Nooksack Valley High School: Friday, June 10, 7 p.m. at Sid Lambert Field or Kay LeMaster Gym, depending on the weather.
Options High School: Tuesday, June 14, 7 p.m. in Bellingham High School’s theatre.
Sehome High School: Monday, June 13, 6 p.m. at Western Washington University’s Carver Gymnasium. Doors willopen at 5 p.m.
St. Paul’s Academy: Wednesday, June 15, 6:30 p.m. in the new Upper School gym.
Squalicum High School: Saturday, June 11, 11 a.m. in the school gym. Tickets are required.
Windward High School: Senior Recognition Night, June 13, 7 p.m., North Bellingham campus. Graduates will also participate in the Ferndale High School ceremony.
Bellingham Technical College: Tuesday, June 21, 7 p.m. at the Mount Baker Theatre. Tickets are required.
Northwest Indian College: Friday, June 17, 5 p.m. at the Wex’liem Lummi Community Building.

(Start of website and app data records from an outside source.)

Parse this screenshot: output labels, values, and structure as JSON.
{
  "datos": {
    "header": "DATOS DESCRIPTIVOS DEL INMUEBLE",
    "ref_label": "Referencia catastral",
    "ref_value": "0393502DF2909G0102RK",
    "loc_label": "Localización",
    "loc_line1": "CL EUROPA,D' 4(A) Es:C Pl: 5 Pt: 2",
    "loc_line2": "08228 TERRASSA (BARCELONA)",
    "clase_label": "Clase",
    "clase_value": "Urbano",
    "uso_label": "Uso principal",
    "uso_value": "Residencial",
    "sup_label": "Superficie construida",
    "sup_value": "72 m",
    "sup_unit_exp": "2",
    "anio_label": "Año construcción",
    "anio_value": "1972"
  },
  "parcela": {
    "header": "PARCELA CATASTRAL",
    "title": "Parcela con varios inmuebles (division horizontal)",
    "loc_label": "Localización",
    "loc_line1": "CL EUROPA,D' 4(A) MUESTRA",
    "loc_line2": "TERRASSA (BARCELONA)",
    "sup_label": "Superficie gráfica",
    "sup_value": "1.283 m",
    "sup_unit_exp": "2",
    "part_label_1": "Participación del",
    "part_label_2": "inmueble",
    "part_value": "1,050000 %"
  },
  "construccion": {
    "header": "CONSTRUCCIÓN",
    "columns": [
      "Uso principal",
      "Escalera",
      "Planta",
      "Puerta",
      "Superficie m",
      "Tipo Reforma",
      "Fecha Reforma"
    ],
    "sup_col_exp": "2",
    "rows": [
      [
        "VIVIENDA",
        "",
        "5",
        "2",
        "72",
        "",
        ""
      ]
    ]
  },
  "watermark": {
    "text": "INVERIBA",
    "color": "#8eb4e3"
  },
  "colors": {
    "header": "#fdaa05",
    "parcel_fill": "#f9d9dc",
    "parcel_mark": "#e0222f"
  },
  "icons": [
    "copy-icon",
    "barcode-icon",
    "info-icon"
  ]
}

Western Washington University: Saturday, June 11 in Carver Gymasium. 9 a.m. – College of Business and Economics, College of Fine and Performing Arts, Fairhaven College of Interdisciplinary Studies and Huxley College of the Environment. 12:30 p.m. – College of Humanities and Social Sciences (Humanities Division) and Woodring College of Education. 4 p.m. – College of Humanities and Social Sciences (Social Sciences Division) and College of Sciences and Technology. Tickets are required for seating in Carver Gymnasium, however there will be overflow seating available in the Science, Mathematics and Technology Education building with the ceremony broadcast on a screen. The ceremony will also be broadcast live on Comcast channel 26.
Whatcom Community College: Friday, June 17, 6:30 p.m. in the Pavillion. Tickets are required to sit in the Pavillion, however there will be overflow seating in Heiner Theatre with the ceremony broadcast on a screen.
Logos Bible Software has created an annual $1,000 scholarship through the Bellingham Technical College Foundation.
The scholarship, which will first be awarded this summer, is merit-based and designated for a student in the Computer Networking or Computer Software Support programs.
The press release from the college is below the jump.